Hunting wet sand is very different from hunting the dry sand. In the dry sand, items will remain pretty much where they are dropped. In the wet sand, they will change location because of the movement of water.
When hunting wet sand watch for any movement of sand. New sand accumulating on a beach is generally not a good sign, but cuts are a good sign. Big cuts are one of the easiest things to spot and can be one of the best places to hunt. Generally speaking, the bigger the cut, the better the hunting, but there are exceptions.
Often the area just below a big cut will produce a lot of coins and other items.
Sometimes that same area will produce nothing, but it is always worth checking. Sometimes someone will clean it out before you get there and sometimes the coins will get moved down into the water or down the beach in one direction or another.
Cuts will fill in. The next day it can fill in, and then the next day after that, it can erode again, replenishing the targets.
Related topics that I've talked about in the past are "vertical compacting," "coin lines" and "coin holes."
There are times, though few, when you can find a beach front with newly pile up sand containing a bunch of coins or other targets.
In the wet sand the coins will be sifted and distributed by weight, or perhaps more correctly, by density as they are acted upon by the water. It is something like the effect of moving water on gold nuggets in a pan.

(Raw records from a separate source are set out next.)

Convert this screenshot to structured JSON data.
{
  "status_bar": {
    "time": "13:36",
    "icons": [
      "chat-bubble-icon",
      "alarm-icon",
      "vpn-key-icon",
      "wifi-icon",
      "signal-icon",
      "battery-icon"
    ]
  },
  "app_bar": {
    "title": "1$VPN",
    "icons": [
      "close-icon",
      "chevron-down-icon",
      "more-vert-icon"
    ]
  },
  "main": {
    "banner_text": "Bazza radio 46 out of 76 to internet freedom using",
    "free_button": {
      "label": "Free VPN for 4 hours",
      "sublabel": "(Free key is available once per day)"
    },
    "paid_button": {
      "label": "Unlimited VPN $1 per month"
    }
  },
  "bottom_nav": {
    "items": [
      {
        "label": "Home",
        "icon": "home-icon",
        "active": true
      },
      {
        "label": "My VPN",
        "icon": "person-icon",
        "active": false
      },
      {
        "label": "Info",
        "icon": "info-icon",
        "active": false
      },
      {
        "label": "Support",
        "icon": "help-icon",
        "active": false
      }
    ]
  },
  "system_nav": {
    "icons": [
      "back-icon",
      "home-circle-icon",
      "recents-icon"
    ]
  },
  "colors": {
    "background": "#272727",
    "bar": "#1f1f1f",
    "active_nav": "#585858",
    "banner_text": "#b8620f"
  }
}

The denser materials are separated from the lighter materials.
The longer the water acts upon the targets over hours or even days, and the greater the force of the water, the more the items of different kinds will be separated.
It is actually not only by density that the items are separated. Other factors such as shape of the object and how much the materials adhere to sand and other factors will also affect the distribution.
In the past, I've also talked about how the shape of coins affects how they are distributed. Having a low profile, they aren't moved by the water as easily as object that are shaped in a way that offers more surface area for the force of the water to act upon. They hug the surface and tend to remain behind as the sand gets washed away.
Anyhow, what you want to hunt in the wet sand is the areas where the heavier objects are most likely to be deposited. Again, there will be a pattern if the water has acted upon the area very forcibly for very long. Heavy objects such as gold or lead will be distributed near the center and lighter objects elsewhere.
There will often be a progression and by identifying that progression, you can sometimes track your way from the lighter materials to the denser materials. That, by the way, is another reason to not use too much discrimination. If you discriminate out materials, you will not see the progression and you will lose information that could guide you.
In the past I have referred to tracking treasure. It is something like an old Indian that tracks down a deer. He benefits by knowing where the herds travel during the different seasons, he knows how to identify the clues, and he knows their tracks.
I think that is enough on that topic for today.
Do you know what 20th Century copper penny sold for $1.7 million dollars in 2010?
Here is the link that will give you the answer.
Forecast and Conditions.
It doesn't look like there will be any significant changes this week. The wind is out of the northwest and the seas are relatively calm
I'd rate the treasure beach detecting conditions as a 1 (poor) and likely to stay that way for a few days.